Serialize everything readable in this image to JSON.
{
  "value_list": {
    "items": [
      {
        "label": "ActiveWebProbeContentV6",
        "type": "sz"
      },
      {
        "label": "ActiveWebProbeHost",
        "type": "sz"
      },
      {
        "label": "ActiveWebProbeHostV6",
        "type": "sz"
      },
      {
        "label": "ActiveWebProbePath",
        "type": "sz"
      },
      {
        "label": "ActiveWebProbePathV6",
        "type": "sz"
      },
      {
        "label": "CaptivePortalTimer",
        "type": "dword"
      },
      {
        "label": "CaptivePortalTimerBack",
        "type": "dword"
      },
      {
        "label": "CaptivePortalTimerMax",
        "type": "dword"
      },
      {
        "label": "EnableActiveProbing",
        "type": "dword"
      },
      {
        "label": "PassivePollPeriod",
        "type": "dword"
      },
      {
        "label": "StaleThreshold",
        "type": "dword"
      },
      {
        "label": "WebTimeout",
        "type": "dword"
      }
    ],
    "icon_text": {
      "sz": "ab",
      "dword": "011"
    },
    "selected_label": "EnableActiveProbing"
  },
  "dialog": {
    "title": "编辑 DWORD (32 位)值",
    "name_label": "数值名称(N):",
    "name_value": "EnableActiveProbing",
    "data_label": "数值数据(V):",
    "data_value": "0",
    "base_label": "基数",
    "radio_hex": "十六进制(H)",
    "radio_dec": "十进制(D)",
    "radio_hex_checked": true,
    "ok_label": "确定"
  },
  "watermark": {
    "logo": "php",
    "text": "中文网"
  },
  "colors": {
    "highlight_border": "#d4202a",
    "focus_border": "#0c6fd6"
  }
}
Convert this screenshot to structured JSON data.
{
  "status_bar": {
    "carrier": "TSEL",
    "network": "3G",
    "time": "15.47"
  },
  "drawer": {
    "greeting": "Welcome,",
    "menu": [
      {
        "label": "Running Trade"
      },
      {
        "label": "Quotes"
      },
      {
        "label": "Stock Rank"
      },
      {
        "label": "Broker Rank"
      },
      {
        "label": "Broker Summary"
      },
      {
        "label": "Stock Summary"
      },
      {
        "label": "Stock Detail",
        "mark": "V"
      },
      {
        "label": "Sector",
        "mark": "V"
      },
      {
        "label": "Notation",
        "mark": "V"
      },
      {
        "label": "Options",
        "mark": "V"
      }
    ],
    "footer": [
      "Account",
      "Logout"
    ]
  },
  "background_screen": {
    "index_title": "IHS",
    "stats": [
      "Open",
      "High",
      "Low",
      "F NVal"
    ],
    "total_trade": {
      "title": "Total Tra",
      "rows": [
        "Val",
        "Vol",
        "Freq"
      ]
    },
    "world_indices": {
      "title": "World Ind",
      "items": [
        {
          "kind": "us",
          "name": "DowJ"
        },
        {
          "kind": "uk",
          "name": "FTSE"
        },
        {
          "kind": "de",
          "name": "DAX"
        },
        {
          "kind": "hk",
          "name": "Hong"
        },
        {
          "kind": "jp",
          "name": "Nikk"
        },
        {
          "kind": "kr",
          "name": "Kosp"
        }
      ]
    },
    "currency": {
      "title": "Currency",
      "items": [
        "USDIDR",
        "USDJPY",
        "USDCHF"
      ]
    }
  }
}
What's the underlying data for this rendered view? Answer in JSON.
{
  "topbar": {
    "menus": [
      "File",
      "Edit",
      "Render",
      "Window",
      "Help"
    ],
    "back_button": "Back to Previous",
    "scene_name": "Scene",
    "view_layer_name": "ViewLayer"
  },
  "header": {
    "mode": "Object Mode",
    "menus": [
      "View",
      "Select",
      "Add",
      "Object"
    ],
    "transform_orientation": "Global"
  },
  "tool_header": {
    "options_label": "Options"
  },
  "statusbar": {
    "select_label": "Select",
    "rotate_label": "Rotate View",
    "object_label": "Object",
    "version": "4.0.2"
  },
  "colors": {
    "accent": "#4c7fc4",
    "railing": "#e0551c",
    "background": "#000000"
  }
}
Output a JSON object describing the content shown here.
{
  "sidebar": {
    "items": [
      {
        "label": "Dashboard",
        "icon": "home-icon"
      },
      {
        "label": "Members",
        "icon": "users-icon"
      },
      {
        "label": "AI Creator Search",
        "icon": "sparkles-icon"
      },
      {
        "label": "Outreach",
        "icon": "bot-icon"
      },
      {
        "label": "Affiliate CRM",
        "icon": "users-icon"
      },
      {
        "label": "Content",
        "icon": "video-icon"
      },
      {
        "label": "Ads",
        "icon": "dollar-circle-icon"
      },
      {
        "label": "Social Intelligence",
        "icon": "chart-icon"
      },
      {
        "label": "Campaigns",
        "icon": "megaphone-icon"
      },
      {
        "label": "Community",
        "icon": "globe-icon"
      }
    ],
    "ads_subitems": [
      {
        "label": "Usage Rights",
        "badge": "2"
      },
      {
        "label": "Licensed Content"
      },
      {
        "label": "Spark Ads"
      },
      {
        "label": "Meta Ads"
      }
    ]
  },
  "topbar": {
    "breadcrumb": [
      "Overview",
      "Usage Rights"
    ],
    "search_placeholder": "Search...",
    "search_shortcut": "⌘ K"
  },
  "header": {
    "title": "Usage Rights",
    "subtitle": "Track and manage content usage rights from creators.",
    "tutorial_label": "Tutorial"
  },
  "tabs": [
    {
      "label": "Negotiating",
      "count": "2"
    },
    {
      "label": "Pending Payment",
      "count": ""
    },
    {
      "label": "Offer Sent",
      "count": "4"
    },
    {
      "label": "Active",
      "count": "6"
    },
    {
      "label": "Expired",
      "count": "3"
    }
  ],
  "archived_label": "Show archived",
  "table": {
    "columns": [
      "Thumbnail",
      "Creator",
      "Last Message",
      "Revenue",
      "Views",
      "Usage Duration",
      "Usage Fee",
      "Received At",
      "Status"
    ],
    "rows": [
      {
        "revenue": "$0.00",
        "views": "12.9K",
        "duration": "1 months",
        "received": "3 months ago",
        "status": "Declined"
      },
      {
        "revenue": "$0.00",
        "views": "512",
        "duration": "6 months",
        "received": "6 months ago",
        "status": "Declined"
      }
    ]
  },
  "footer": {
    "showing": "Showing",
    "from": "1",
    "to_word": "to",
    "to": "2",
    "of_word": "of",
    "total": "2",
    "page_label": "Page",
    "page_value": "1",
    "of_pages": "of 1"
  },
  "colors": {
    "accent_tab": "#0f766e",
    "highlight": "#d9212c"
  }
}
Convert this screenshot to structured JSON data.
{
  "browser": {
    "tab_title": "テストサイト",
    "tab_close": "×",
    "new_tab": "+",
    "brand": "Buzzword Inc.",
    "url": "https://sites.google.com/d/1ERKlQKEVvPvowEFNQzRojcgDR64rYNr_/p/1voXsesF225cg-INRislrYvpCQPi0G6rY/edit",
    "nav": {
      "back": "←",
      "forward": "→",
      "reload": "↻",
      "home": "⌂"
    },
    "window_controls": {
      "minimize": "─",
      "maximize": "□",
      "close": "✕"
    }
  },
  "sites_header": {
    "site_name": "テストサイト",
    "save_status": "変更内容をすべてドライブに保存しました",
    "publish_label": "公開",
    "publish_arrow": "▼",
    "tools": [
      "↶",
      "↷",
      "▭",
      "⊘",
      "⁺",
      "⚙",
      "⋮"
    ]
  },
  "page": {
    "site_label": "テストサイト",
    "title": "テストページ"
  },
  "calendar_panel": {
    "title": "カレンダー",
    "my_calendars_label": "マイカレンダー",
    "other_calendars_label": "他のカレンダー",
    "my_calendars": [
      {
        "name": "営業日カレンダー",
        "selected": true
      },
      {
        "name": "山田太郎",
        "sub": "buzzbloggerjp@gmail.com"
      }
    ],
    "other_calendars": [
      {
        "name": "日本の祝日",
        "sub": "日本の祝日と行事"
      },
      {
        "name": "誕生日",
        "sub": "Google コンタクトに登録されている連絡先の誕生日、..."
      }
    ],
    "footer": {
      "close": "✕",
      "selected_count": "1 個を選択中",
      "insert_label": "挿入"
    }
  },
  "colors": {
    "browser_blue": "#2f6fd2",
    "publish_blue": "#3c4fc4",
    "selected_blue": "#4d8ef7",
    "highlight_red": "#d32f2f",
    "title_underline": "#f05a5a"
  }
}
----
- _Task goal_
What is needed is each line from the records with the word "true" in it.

- _Result_
    "radio_hex_checked": true,
        "selected": true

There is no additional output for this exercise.